We don’t need to be on that level of high alert anymore, but old habits die hard…. So we need to mindfully experience more positive emotions to balance out the negative ones.

About 15 years ago, two psychologists (Barbara Fredrickson and Marcial Losada) found that we need three positive emotions to counterbalance one negative emotion. Two doesn’t quite cut it and one is dangerously low. But this 3:1 ratio was later disputed by other researchers who said the math wasn’t valid. While the verdict is still out on the existence of a threshold of positivity, the fact that we have a negativity bias still holds true.

Does that mean we’re doomed to living in a state of less than optimum positivity – or worse, perpetual negativity? No. It means we need to exercise the positivity muscle a little more. Just like intuition. We all have it, but we need to use it if we want it to work.

Savor positive moments

How can we practice experiencing more positive emotions, then? I tried to come up with a simple mind hack because… I’m lazy. I don’t want to have to memorize a lot of steps and I want to make shifting my mindset as easy as possible.

So here it is:

When experiencing a positive moment, savor it.

Let compliments and praise sink in. Accept someone’s gratitude wholeheartedly. Smile genuinely when thanking someone. Slow down and appreciate something beautiful, melodius or delicious. Feel the happiness, joy, excitement, humor, sense of accomplishment, contentment, love, etc. when it happens.

This will amplify those everyday positive moments that could easily be brushed aside or even go unnoticed. Because of being busy, preoccupied with other thoughts, or feeling undeserving.

Then the whole cascade of beneficial reactions mentioned earlier will automatically take place.

Benefits of savoring positive moments

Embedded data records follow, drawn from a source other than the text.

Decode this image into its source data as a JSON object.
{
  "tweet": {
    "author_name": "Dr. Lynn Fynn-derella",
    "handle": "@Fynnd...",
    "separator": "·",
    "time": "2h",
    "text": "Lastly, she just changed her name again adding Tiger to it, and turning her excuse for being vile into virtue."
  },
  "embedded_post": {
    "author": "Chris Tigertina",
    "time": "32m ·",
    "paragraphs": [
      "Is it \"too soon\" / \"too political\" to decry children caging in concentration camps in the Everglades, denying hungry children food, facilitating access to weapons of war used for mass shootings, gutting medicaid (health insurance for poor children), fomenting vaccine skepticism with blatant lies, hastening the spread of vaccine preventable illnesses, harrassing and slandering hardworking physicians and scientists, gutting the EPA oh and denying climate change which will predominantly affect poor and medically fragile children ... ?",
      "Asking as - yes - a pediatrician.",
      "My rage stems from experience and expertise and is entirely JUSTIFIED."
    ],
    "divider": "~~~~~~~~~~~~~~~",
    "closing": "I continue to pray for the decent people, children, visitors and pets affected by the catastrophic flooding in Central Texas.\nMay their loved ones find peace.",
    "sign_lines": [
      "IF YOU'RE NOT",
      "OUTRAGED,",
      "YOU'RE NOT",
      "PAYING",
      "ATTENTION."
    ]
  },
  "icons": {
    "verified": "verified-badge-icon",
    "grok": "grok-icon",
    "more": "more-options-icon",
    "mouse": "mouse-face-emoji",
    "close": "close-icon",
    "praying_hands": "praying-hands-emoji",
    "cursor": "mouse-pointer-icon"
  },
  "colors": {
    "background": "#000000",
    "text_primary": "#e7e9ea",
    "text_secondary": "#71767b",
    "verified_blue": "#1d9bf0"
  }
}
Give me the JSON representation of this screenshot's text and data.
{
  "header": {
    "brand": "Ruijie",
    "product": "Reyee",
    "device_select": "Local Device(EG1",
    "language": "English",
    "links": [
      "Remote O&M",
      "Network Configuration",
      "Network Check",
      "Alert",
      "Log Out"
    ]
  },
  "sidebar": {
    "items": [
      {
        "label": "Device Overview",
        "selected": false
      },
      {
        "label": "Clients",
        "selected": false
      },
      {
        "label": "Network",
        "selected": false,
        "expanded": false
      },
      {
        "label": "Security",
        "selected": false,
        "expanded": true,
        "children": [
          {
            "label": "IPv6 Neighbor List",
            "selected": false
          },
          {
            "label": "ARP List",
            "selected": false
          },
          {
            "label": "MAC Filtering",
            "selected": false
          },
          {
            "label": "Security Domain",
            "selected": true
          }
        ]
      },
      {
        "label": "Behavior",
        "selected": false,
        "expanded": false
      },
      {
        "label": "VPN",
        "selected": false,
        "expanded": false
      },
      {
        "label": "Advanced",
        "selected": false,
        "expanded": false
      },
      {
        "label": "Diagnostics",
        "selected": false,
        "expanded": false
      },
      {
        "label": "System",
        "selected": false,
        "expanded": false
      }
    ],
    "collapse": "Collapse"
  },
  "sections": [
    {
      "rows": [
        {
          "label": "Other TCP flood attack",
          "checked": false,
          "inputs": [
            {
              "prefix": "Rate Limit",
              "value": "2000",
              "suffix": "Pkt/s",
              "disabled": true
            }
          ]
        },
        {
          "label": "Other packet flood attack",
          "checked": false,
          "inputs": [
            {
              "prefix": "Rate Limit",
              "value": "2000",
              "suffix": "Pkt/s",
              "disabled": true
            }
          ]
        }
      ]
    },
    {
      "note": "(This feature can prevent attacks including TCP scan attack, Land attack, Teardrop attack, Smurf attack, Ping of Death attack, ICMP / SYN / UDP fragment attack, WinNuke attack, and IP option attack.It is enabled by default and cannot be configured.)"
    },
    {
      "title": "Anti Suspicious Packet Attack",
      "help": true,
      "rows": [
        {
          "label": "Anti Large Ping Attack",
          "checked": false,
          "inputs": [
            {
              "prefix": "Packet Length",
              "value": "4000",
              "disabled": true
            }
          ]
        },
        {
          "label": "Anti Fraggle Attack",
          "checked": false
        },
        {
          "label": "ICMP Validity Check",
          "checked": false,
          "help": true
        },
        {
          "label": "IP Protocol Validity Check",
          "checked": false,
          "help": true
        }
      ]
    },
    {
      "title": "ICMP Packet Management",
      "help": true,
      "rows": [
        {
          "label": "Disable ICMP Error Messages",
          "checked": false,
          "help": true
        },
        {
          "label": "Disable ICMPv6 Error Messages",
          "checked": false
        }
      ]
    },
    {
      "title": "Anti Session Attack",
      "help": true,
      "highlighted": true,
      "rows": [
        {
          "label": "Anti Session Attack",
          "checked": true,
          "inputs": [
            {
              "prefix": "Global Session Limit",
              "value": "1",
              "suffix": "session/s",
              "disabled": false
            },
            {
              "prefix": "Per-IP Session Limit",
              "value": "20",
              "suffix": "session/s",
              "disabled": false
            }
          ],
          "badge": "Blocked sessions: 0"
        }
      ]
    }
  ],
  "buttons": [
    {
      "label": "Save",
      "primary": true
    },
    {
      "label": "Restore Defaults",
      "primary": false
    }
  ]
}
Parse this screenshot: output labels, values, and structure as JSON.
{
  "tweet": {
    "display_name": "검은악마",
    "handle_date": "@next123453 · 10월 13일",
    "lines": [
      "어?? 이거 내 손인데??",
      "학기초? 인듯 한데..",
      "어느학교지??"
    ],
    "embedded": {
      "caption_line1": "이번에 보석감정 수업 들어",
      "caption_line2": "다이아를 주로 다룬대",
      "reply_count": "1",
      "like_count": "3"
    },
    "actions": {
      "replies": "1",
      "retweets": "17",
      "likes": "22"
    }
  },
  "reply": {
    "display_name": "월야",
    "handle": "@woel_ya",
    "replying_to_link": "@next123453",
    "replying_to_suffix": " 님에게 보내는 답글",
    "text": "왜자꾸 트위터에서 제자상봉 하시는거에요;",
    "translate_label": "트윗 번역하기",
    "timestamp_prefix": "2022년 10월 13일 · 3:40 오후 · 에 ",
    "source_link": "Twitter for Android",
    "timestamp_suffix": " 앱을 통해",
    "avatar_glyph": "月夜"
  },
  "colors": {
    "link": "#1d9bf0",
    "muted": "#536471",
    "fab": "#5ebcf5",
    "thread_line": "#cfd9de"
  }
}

Savoring a positive moment or positive emotion even just once a day, every day for a week will make a difference. Imagine what might happen if we did more of that for another week? And another?

We would create an upward spiral that elevates us physically, emotionally and mentally. As we elevate our energy, we’ll also elevate those around us, because energy is contagious!

I notice that I bounce back better from bad days/moments compared to when I didn’t savor my positive moments and emotions. Even writing about it uplifts and expands me! So I’d say yes, the research is indeed correct.

Savor positive moments to recharge

Also yes, this mind hack is basically about mindfulness. I purposely didn’t use the word “mindful” because it’s used so much… plus I wanted to emphasize the “experience fully with all senses” aspect.

Savoring positive moments can be applied in the “Recharge” stage of the CARE (Clarify, Align, Recharge, Elevate) process Eunice and I shared in our webinar last month. To find out more about CARE, please visit here.

I hope you find this helpful as you go forward on your own journey of healing and growth! Please do share with me how it goes. And if you need further help or have other questions, please feel free to get in touch.

Rimi xo